PerspectiveAlzheimer’s Disease

Therapeutic Antibodies for Brain Disorders

Science Translational Medicine  25 May 2011:
Vol. 3, Issue 84, pp. 84ps20
DOI: 10.1126/scitranslmed.3002620

You are currently viewing the abstract.

View Full Text

Log in


Abstract

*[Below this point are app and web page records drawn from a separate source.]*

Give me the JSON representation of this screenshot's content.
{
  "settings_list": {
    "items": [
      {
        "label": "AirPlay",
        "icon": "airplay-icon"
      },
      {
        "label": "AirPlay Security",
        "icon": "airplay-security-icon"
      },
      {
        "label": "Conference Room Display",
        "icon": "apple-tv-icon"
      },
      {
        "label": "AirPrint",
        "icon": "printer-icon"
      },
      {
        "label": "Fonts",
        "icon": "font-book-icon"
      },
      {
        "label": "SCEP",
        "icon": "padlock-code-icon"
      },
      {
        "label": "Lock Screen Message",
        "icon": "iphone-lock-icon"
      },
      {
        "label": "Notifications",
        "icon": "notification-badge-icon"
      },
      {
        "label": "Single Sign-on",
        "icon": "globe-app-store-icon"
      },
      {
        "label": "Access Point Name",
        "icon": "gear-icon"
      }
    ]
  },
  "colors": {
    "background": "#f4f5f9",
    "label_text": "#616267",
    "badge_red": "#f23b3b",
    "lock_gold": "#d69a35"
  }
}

The enzyme β-secretase (BACE1) remains an important potential disease-modifying target for developing drugs to treat Alzheimer’s disease. However, finding selective BACE1 inhibitors that can penetrate the brain has proved challenging. In this issue of Science Translational Medicine, a pair of studies describes a new approach to inhibiting BACE1 using a human monoclonal antibody that uses receptor-mediated transcytosis to cross the blood brain barrier (Atwal et al. and Yu et al.). The authors engineer a low-affinity bispecific monoclonal antibody targeting both BACE1 and the transferrin receptor and show that this antibody enters the brain more readily and inhibits BACE1 activity more efficiently than does a monospecific antibody against BACE1 alone. These findings should stimulate attempts to use receptor-mediated transcytosis to increase brain uptake of therapeutic antibodies for a variety of brain disorders.

Footnotes

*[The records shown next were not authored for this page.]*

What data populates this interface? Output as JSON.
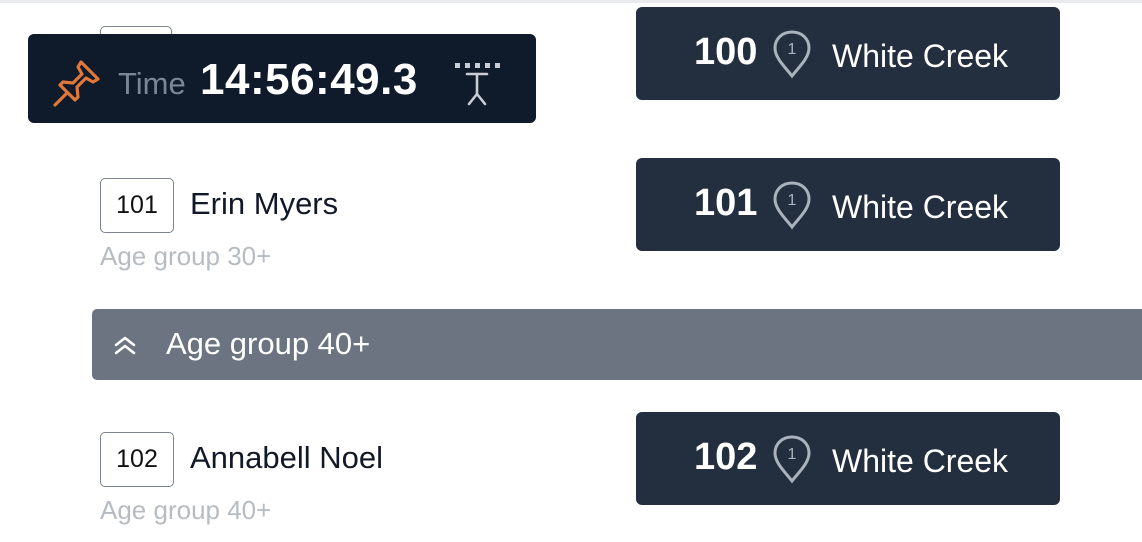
{
  "time_popup": {
    "label": "Time",
    "value": "14:56:49.3",
    "pin_icon": "pushpin-icon",
    "split_icon": "split-antenna-icon",
    "pin_color": "#e0783a"
  },
  "cards": [
    {
      "bib": "100",
      "marker_number": "1",
      "location": "White Creek"
    },
    {
      "bib": "101",
      "marker_number": "1",
      "location": "White Creek"
    },
    {
      "bib": "102",
      "marker_number": "1",
      "location": "White Creek"
    }
  ],
  "participants": [
    {
      "bib": "101",
      "name": "Erin Myers",
      "age_group": "Age group 30+"
    },
    {
      "bib": "102",
      "name": "Annabell Noel",
      "age_group": "Age group 40+"
    }
  ],
  "group_header": {
    "title": "Age group 40+",
    "icon": "chevron-double-up-icon"
  },
  "colors": {
    "card_bg": "#232f3e",
    "popup_bg": "#0f1a2a",
    "group_header_bg": "#6b7480"
  }
}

  • Citation: S. M. Paul, Therapeutic Antibodies for Brain Disorders. Sci. Transl. Med. 3, 84ps20 (2011).

View Full Text